◆ **Work order**:
Reproduce each entry exactly.

Records from a dataset

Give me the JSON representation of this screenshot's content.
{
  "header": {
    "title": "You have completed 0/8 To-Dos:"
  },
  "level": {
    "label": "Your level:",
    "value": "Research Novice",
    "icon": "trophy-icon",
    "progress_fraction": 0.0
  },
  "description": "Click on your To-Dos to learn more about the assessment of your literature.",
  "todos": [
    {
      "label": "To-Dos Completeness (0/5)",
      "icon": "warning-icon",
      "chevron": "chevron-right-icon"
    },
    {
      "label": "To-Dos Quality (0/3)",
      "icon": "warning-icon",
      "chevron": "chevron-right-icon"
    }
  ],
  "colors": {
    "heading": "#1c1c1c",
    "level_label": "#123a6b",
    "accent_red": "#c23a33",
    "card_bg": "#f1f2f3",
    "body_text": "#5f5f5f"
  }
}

◆ **Task result**:
Give me the JSON representation of this screenshot's content.
{
  "header": {
    "title": "You have completed 0/8 To-Dos:"
  },
  "level": {
    "label": "Your level:",
    "value": "Research Novice",
    "icon": "trophy-icon",
    "progress_fraction": 0.0
  },
  "description": "Click on your To-Dos to learn more about the assessment of your literature.",
  "todos": [
    {
      "label": "To-Dos Completeness (0/5)",
      "icon": "warning-icon",
      "chevron": "chevron-right-icon"
    },
    {
      "label": "To-Dos Quality (0/3)",
      "icon": "warning-icon",
      "chevron": "chevron-right-icon"
    }
  ],
  "colors": {
    "heading": "#1c1c1c",
    "level_label": "#123a6b",
    "accent_red": "#c23a33",
    "card_bg": "#f1f2f3",
    "body_text": "#5f5f5f"
  }
}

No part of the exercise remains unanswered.